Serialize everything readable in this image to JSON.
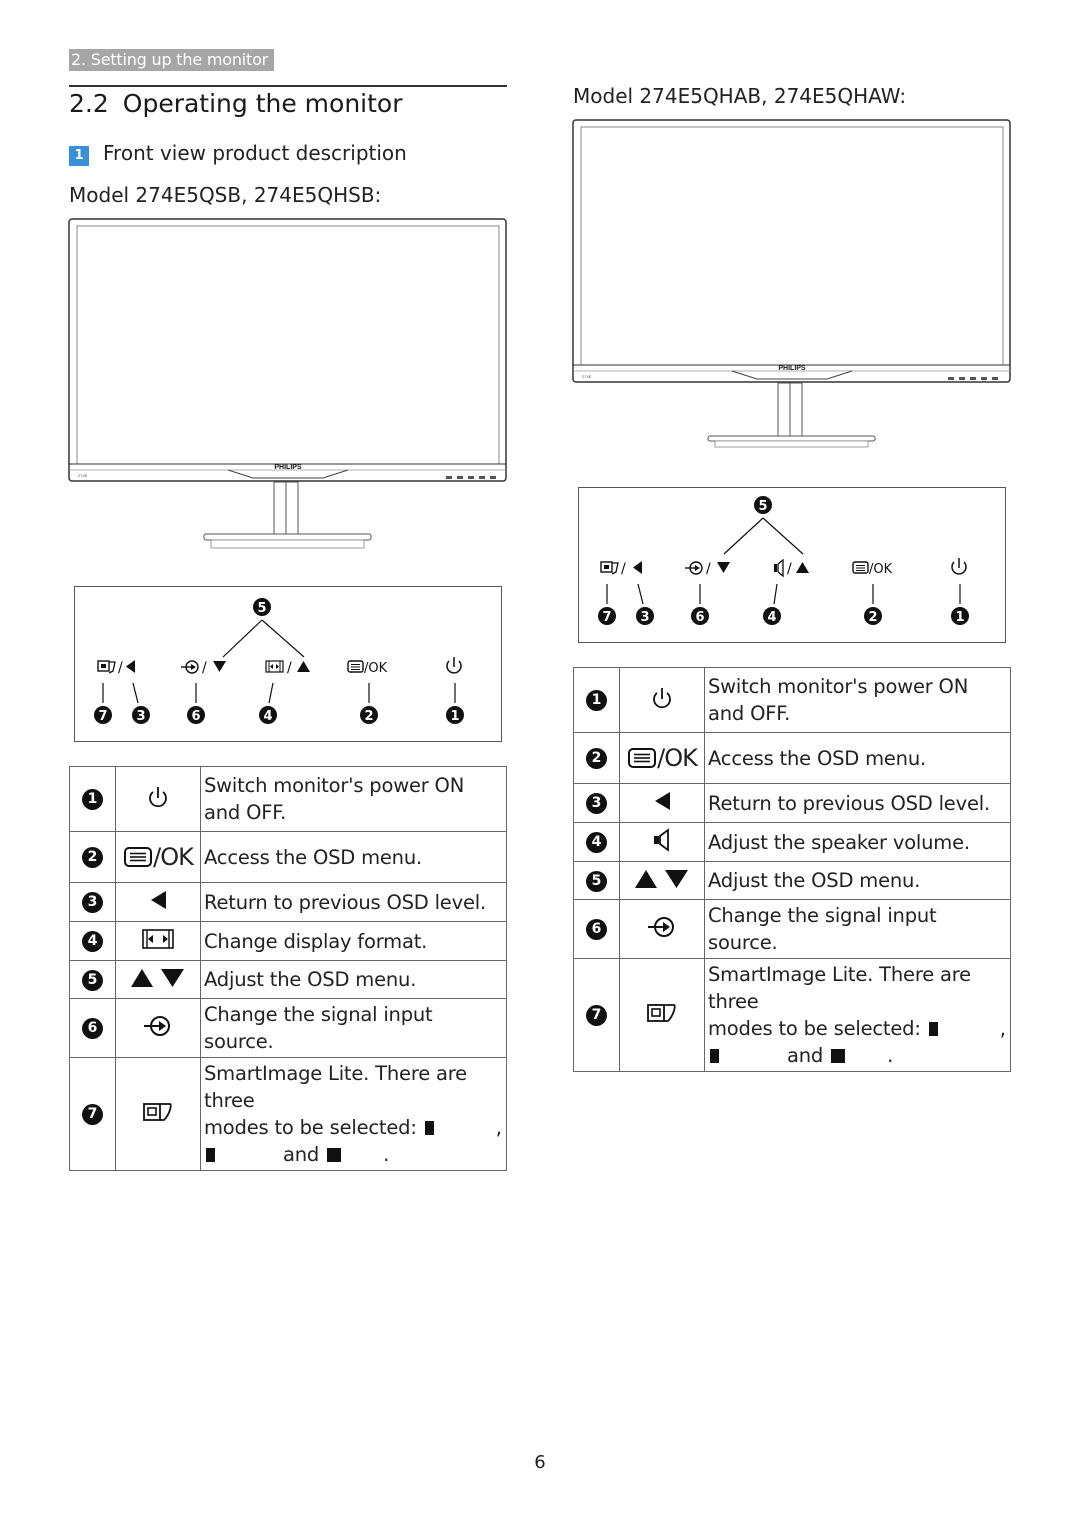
{
  "header": {
    "breadcrumb": "2. Setting up the monitor",
    "section_number": "2.2",
    "section_title": "Operating the monitor",
    "subsection_badge": "1",
    "subsection_title": "Front view product description"
  },
  "models": [
    {
      "title": "Model 274E5QSB, 274E5QHSB:",
      "monitor": {
        "brand": "PHILIPS",
        "model_label": "274E"
      },
      "panel": {
        "callout_top": "5",
        "buttons": [
          {
            "icon": "smartimage-icon",
            "sep": "/",
            "alt_icon": "left-triangle-icon",
            "callouts": [
              "7",
              "3"
            ]
          },
          {
            "icon": "input-icon",
            "sep": "/",
            "alt_icon": "down-triangle-icon",
            "callouts": [
              "6"
            ]
          },
          {
            "icon": "format-icon",
            "sep": "/",
            "alt_icon": "up-triangle-icon",
            "callouts": [
              "4"
            ]
          },
          {
            "icon": "menu-icon",
            "sep": "/",
            "alt_label": "OK",
            "callouts": [
              "2"
            ]
          },
          {
            "icon": "power-icon",
            "callouts": [
              "1"
            ]
          }
        ]
      },
      "table": [
        {
          "num": "1",
          "icon": "power-icon",
          "desc": "Switch monitor's power ON and OFF."
        },
        {
          "num": "2",
          "icon": "menu-ok-icon",
          "icon_label": "/OK",
          "desc": "Access the OSD menu."
        },
        {
          "num": "3",
          "icon": "left-triangle-icon",
          "desc": "Return to previous OSD level."
        },
        {
          "num": "4",
          "icon": "display-format-icon",
          "desc": "Change display format."
        },
        {
          "num": "5",
          "icon": "up-down-triangles-icon",
          "desc": "Adjust the OSD menu."
        },
        {
          "num": "6",
          "icon": "input-source-icon",
          "desc": "Change the signal input source."
        },
        {
          "num": "7",
          "icon": "smartimage-icon",
          "desc_line1": "SmartImage Lite. There are three",
          "desc_line2": "modes to be selected:",
          "desc_comma": ",",
          "desc_and": "and",
          "desc_end": "."
        }
      ]
    },
    {
      "title": "Model 274E5QHAB, 274E5QHAW:",
      "monitor": {
        "brand": "PHILIPS",
        "model_label": "274E"
      },
      "panel": {
        "callout_top": "5",
        "buttons": [
          {
            "icon": "smartimage-icon",
            "sep": "/",
            "alt_icon": "left-triangle-icon",
            "callouts": [
              "7",
              "3"
            ]
          },
          {
            "icon": "input-icon",
            "sep": "/",
            "alt_icon": "down-triangle-icon",
            "callouts": [
              "6"
            ]
          },
          {
            "icon": "speaker-icon",
            "sep": "/",
            "alt_icon": "up-triangle-icon",
            "callouts": [
              "4"
            ]
          },
          {
            "icon": "menu-icon",
            "sep": "/",
            "alt_label": "OK",
            "callouts": [
              "2"
            ]
          },
          {
            "icon": "power-icon",
            "callouts": [
              "1"
            ]
          }
        ]
      },
      "table": [
        {
          "num": "1",
          "icon": "power-icon",
          "desc": "Switch monitor's power ON and OFF."
        },
        {
          "num": "2",
          "icon": "menu-ok-icon",
          "icon_label": "/OK",
          "desc": "Access the OSD menu."
        },
        {
          "num": "3",
          "icon": "left-triangle-icon",
          "desc": "Return to previous OSD level."
        },
        {
          "num": "4",
          "icon": "speaker-icon",
          "desc": "Adjust the speaker volume."
        },
        {
          "num": "5",
          "icon": "up-down-triangles-icon",
          "desc": "Adjust the OSD menu."
        },
        {
          "num": "6",
          "icon": "input-source-icon",
          "desc": "Change the signal input source."
        },
        {
          "num": "7",
          "icon": "smartimage-icon",
          "desc_line1": "SmartImage Lite. There are three",
          "desc_line2": "modes to be selected:",
          "desc_comma": ",",
          "desc_and": "and",
          "desc_end": "."
        }
      ]
    }
  ],
  "footer": {
    "page_number": "6"
  }
}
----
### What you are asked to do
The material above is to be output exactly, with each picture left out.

### Written answer
Serialize everything readable in this image to JSON.
{
  "header": {
    "breadcrumb": "2. Setting up the monitor",
    "section_number": "2.2",
    "section_title": "Operating the monitor",
    "subsection_badge": "1",
    "subsection_title": "Front view product description"
  },
  "models": [
    {
      "title": "Model 274E5QSB, 274E5QHSB:",
      "monitor": {
        "brand": "PHILIPS",
        "model_label": "274E"
      },
      "panel": {
        "callout_top": "5",
        "buttons": [
          {
            "icon": "smartimage-icon",
            "sep": "/",
            "alt_icon": "left-triangle-icon",
            "callouts": [
              "7",
              "3"
            ]
          },
          {
            "icon": "input-icon",
            "sep": "/",
            "alt_icon": "down-triangle-icon",
            "callouts": [
              "6"
            ]
          },
          {
            "icon": "format-icon",
            "sep": "/",
            "alt_icon": "up-triangle-icon",
            "callouts": [
              "4"
            ]
          },
          {
            "icon": "menu-icon",
            "sep": "/",
            "alt_label": "OK",
            "callouts": [
              "2"
            ]
          },
          {
            "icon": "power-icon",
            "callouts": [
              "1"
            ]
          }
        ]
      },
      "table": [
        {
          "num": "1",
          "icon": "power-icon",
          "desc": "Switch monitor's power ON and OFF."
        },
        {
          "num": "2",
          "icon": "menu-ok-icon",
          "icon_label": "/OK",
          "desc": "Access the OSD menu."
        },
        {
          "num": "3",
          "icon": "left-triangle-icon",
          "desc": "Return to previous OSD level."
        },
        {
          "num": "4",
          "icon": "display-format-icon",
          "desc": "Change display format."
        },
        {
          "num": "5",
          "icon": "up-down-triangles-icon",
          "desc": "Adjust the OSD menu."
        },
        {
          "num": "6",
          "icon": "input-source-icon",
          "desc": "Change the signal input source."
        },
        {
          "num": "7",
          "icon": "smartimage-icon",
          "desc_line1": "SmartImage Lite. There are three",
          "desc_line2": "modes to be selected:",
          "desc_comma": ",",
          "desc_and": "and",
          "desc_end": "."
        }
      ]
    },
    {
      "title": "Model 274E5QHAB, 274E5QHAW:",
      "monitor": {
        "brand": "PHILIPS",
        "model_label": "274E"
      },
      "panel": {
        "callout_top": "5",
        "buttons": [
          {
            "icon": "smartimage-icon",
            "sep": "/",
            "alt_icon": "left-triangle-icon",
            "callouts": [
              "7",
              "3"
            ]
          },
          {
            "icon": "input-icon",
            "sep": "/",
            "alt_icon": "down-triangle-icon",
            "callouts": [
              "6"
            ]
          },
          {
            "icon": "speaker-icon",
            "sep": "/",
            "alt_icon": "up-triangle-icon",
            "callouts": [
              "4"
            ]
          },
          {
            "icon": "menu-icon",
            "sep": "/",
            "alt_label": "OK",
            "callouts": [
              "2"
            ]
          },
          {
            "icon": "power-icon",
            "callouts": [
              "1"
            ]
          }
        ]
      },
      "table": [
        {
          "num": "1",
          "icon": "power-icon",
          "desc": "Switch monitor's power ON and OFF."
        },
        {
          "num": "2",
          "icon": "menu-ok-icon",
          "icon_label": "/OK",
          "desc": "Access the OSD menu."
        },
        {
          "num": "3",
          "icon": "left-triangle-icon",
          "desc": "Return to previous OSD level."
        },
        {
          "num": "4",
          "icon": "speaker-icon",
          "desc": "Adjust the speaker volume."
        },
        {
          "num": "5",
          "icon": "up-down-triangles-icon",
          "desc": "Adjust the OSD menu."
        },
        {
          "num": "6",
          "icon": "input-source-icon",
          "desc": "Change the signal input source."
        },
        {
          "num": "7",
          "icon": "smartimage-icon",
          "desc_line1": "SmartImage Lite. There are three",
          "desc_line2": "modes to be selected:",
          "desc_comma": ",",
          "desc_and": "and",
          "desc_end": "."
        }
      ]
    }
  ],
  "footer": {
    "page_number": "6"
  }
}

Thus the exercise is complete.